On 11 July 2021, after making it to the Euro 2020 final, England lost the penalty shootout. Undoubtedly disappointed, the team were still elated to have gotten so far. But the success of reaching the final game was overcast by the wave of racist abuse hurled at players Saka, Rashford, and Sancho. From this, issues about anonymity on social media and institutionalised racism in football have been brought to the surface once again.
Following the events of the Euros, a new study has found that one in three people who did not think racism was a serious issue in football now do, but it is still clear that more must be done to tackle the problem. The charity, Show Racism the Red Card, aims to do this by promoting anti-racism education, and working to eliminate racist abuse, which does not belong in football or in any area of society.
The local community also wants to make a difference.
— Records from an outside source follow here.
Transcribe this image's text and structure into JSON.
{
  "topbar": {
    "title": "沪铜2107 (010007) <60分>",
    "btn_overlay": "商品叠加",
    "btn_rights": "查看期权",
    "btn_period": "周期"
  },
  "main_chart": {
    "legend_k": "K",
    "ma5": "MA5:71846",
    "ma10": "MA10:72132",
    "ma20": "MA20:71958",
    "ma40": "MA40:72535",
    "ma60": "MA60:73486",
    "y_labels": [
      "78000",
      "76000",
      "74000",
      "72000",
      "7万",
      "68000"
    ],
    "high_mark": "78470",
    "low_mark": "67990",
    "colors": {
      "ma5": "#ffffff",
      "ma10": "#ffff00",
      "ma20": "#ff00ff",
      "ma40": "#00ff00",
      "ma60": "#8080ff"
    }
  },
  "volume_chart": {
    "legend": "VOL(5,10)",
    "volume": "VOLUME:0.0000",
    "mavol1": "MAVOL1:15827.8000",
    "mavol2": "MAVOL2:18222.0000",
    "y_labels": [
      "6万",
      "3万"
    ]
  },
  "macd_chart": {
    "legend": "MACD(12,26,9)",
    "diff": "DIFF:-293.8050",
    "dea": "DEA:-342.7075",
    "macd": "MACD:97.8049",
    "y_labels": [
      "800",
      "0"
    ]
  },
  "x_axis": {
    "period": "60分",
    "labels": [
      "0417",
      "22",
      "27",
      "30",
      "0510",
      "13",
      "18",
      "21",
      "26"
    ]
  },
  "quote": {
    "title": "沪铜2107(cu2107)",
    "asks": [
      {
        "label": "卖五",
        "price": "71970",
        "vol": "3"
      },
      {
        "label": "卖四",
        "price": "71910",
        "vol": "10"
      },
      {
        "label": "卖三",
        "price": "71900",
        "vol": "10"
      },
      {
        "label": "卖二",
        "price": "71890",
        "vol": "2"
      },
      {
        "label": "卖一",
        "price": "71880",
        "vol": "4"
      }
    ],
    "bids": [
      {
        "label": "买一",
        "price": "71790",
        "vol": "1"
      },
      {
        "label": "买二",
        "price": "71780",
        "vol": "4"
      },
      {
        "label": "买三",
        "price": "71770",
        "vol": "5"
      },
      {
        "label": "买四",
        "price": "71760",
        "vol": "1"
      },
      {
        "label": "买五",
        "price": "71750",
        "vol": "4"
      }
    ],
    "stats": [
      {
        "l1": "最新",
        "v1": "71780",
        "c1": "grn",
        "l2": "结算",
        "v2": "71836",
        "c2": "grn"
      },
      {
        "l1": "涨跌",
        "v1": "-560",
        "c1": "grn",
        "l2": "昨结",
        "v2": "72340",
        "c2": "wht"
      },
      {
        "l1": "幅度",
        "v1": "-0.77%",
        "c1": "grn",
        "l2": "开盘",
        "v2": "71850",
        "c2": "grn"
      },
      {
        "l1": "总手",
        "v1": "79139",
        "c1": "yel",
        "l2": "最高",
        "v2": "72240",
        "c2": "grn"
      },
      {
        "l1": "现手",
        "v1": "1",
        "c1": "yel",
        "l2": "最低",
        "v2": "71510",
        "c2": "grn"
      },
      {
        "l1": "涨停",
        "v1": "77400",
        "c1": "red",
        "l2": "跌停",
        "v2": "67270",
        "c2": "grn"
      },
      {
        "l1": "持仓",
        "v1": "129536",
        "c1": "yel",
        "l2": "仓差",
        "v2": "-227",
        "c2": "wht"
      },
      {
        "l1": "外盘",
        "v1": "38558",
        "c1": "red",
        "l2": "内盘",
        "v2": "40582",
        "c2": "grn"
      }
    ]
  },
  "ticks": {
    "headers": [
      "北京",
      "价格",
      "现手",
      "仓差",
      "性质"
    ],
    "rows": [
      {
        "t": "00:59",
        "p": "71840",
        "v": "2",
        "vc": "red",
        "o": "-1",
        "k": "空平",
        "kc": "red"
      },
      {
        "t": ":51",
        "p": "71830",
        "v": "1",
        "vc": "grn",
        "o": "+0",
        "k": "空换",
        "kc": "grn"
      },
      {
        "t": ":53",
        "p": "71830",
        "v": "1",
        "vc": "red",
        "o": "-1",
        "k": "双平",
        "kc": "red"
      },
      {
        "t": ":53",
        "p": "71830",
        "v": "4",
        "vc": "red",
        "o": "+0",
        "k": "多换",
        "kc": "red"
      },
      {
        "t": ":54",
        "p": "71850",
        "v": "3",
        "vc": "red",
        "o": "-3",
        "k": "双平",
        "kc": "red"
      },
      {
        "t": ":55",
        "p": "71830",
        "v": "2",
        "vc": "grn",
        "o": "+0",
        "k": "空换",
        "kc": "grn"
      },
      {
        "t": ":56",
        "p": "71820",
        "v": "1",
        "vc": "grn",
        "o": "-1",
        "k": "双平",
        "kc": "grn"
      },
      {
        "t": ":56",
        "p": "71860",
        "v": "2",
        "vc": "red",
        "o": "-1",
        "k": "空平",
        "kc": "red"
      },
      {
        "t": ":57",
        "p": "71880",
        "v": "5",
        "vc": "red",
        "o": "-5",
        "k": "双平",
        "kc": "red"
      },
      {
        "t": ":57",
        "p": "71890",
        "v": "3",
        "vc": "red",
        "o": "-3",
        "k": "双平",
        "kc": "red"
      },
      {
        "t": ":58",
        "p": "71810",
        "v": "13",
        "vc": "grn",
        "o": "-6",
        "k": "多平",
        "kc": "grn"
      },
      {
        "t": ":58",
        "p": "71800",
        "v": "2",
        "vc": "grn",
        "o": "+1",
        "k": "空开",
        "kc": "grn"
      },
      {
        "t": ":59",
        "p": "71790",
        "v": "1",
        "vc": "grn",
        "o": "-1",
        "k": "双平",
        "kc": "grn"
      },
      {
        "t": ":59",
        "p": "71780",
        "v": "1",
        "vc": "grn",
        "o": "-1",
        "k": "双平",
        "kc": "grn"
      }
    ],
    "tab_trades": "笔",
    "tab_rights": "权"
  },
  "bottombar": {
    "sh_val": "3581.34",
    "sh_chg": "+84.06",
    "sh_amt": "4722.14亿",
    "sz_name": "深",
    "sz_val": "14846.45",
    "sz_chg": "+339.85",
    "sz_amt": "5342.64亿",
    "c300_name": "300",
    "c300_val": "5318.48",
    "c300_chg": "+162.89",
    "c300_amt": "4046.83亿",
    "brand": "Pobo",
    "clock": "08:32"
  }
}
Sixth-formers at Warlingham School & Sixth Form are planning to hold football matches each term, where students and teachers come together to raise money for 'Show Racism the Red Card’. One of the organisers described the matches as being run to “both spread awareness about racism within football and to help make it more diverse and inclusive by giving children from all ethnic backgrounds the opportunity to play.”